▶ _Your assignment_
Each line in the records below that has the word "Expert" should be copied.

▶ _Records for the task_
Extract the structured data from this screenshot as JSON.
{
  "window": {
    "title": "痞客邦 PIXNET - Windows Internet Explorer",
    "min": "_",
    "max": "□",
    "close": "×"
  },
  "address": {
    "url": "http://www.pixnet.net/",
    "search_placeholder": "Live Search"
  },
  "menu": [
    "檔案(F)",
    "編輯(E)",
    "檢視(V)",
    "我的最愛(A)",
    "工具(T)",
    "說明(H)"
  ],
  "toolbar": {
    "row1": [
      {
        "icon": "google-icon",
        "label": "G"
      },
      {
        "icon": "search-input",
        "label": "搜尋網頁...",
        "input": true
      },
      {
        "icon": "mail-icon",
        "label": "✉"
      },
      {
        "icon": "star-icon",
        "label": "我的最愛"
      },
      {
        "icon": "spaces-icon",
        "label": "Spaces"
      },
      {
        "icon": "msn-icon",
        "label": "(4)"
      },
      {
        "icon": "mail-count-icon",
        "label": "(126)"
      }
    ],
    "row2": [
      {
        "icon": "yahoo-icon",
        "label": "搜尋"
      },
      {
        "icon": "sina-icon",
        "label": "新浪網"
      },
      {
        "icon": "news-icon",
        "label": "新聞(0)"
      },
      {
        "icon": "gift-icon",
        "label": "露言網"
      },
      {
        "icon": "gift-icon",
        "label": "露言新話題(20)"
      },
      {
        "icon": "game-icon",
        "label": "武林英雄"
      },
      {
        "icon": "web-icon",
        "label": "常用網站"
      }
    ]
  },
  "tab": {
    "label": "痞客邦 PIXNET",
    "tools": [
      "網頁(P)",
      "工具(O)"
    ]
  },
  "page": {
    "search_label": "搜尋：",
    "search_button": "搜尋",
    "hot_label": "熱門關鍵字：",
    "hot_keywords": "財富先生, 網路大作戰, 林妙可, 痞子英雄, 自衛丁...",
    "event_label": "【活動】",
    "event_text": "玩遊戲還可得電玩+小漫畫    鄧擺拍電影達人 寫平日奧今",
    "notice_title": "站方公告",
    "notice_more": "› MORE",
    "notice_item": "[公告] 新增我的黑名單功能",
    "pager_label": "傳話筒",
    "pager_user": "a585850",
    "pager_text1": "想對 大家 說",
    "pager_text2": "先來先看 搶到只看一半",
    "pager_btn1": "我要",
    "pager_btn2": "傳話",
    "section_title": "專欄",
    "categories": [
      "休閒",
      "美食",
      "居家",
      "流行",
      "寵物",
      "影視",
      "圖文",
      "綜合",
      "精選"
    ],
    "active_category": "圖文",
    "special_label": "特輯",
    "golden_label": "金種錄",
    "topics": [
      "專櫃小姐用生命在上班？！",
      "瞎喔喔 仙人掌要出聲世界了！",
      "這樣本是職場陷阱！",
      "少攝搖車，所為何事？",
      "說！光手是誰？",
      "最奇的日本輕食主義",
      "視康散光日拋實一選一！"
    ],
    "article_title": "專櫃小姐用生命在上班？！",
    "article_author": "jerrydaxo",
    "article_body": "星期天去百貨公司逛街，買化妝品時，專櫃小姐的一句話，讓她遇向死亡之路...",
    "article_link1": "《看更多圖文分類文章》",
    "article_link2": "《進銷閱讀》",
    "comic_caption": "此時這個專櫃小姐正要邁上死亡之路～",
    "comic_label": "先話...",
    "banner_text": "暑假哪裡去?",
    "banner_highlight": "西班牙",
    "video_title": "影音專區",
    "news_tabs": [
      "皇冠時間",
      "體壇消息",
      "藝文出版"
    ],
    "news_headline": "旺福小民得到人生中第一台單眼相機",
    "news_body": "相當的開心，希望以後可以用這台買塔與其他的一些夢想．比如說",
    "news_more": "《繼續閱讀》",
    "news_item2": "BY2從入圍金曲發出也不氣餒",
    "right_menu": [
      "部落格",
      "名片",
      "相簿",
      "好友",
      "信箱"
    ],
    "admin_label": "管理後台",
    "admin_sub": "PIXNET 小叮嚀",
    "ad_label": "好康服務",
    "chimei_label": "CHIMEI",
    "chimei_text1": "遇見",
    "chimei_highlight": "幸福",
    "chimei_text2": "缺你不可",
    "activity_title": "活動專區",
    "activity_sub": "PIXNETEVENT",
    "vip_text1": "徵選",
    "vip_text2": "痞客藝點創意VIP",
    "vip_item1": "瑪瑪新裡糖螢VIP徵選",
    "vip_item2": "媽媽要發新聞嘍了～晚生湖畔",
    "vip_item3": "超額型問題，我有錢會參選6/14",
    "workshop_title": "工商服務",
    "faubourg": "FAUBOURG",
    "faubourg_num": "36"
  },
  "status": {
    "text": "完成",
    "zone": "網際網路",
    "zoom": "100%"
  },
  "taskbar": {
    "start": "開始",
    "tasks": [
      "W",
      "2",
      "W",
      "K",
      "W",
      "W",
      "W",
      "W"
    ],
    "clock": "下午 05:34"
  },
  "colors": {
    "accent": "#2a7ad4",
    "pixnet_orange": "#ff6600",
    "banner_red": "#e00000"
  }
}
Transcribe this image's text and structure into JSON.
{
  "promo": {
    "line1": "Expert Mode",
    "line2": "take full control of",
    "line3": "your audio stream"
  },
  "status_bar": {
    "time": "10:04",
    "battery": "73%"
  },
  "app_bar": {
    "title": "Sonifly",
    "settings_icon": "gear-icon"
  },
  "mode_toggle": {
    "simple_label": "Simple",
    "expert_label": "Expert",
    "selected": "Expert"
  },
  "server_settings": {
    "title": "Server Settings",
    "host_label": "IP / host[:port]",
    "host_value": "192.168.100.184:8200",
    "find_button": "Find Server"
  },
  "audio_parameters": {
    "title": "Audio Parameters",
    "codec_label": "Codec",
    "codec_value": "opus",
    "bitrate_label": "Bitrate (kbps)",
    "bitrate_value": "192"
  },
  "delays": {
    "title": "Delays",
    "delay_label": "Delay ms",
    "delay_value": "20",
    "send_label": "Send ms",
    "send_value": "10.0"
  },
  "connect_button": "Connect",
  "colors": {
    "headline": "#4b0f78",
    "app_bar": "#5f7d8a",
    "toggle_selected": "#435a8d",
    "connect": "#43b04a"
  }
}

▶ _Output for this exercise_
    "line1": "Expert Mode",
    "expert_label": "Expert",
    "selected": "Expert"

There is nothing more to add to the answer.